Russia imposed veterinary restrictions on EU countries at the beginning of 2014, banning all pork exports, following a series of outbreaks of African swine fever (ASF) in the Baltic States and Poland.
"We are starting to create a schedule of inspections for [meat production] companies in France, Hungary, Italy, Germany, Denmark and the Netherlands, which, following the abolition of the food embargo and ASF-related veterinary restrictions, will resume exports to Russia first," said Dankvert.
According to him, only the producers of pork with fourth compartment, or the highest level of biological protection, will be allowed to supply meat products to Russia.
At the same time, as explained by Alexei Alekseenko, a spokesperson for Rosselkhoznadzor, Russia is not ready to lift the ban on agricultural production and food from the EU and, in fact, such a decision is now in power of Russian veterinary body. He stated that, at Green Week, EC representatives asked Russian vets to cancel the restrictions on meat that were not in the "sanction list".

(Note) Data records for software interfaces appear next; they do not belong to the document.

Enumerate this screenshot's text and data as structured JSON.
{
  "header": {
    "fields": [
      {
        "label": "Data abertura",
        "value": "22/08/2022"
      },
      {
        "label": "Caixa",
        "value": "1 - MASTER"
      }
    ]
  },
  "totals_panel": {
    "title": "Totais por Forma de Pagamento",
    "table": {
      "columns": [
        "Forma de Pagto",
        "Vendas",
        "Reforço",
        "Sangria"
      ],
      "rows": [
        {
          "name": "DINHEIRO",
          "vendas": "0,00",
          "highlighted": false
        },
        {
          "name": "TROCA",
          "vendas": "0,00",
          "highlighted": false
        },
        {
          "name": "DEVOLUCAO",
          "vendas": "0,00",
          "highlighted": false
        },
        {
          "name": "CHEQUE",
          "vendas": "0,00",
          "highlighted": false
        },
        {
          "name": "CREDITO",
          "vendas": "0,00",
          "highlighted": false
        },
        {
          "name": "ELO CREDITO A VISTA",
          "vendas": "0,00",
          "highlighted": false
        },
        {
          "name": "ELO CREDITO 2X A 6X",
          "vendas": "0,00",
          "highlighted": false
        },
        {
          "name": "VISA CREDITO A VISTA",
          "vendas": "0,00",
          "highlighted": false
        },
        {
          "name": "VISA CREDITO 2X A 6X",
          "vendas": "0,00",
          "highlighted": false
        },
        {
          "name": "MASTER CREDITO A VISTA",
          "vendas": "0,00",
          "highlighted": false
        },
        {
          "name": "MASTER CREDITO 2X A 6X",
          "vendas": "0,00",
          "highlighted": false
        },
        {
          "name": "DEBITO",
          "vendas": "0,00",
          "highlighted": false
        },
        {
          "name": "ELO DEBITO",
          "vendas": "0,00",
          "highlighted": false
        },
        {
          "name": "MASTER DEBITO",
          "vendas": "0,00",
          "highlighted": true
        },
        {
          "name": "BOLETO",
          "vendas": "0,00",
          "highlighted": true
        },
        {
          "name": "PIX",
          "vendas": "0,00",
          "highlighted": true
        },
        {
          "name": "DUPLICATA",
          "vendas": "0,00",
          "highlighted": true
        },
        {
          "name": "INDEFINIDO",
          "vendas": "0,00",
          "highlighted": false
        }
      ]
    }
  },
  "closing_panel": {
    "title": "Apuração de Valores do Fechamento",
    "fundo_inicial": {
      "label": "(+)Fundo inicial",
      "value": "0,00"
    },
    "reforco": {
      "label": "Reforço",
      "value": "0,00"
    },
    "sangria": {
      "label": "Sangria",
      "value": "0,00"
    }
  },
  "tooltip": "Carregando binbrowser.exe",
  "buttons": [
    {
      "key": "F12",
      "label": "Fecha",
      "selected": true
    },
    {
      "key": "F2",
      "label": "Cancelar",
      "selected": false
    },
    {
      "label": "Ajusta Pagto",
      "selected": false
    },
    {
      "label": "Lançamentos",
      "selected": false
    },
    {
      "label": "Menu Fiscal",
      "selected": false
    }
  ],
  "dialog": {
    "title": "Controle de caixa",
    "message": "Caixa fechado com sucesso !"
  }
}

Pork products that do not fall within the scope of the embargo include pork fat, lard and offal.
Rosselkhoznadzor said that if the European Commission were to demand that Russia open its market for all European pork producers, "there would be no such opening even for these six countries".
"We cannot consider the markets of the European Union as one single market, and thus open the supply of pork and pork products to Russia [for all pork producers of the EU]. It is not possible due to the active and large-scale spread of ASF in the EU. With such an action [insisting on opening of Russian market for all countries], the EC would not only not be able to achieve its goal, but would also damage plans to open the market for the six named countries," stated the press service of Rosselkhoznadzor.
However, Russian industry experts consider that the partial lifting of trade restrictions was a necessary step on the part of the Russian authorities. "With the announced step the embargo will not be removed – only restrictions on the supply of meat and, in the first instance, pork products that are used in Russia’s processing industry. Without this measure, many of them could go broke this year, as they have not found alternative suppliers of such products since the ban was introduced at the beginning of last year," said Russian agricultural analyst Eugene Gerden.
According to the European Livestock and Meat Trades Union (UECBV), in 2013 the EU exported around 251,000 tonnes (t) of pork fat and lard, and 96,500t of edible pork offal to Russia, which amounted to 46.7% of the total EU exports to the country for the pork sector. The value of EU these particular exports was estimated to be worth €395 million.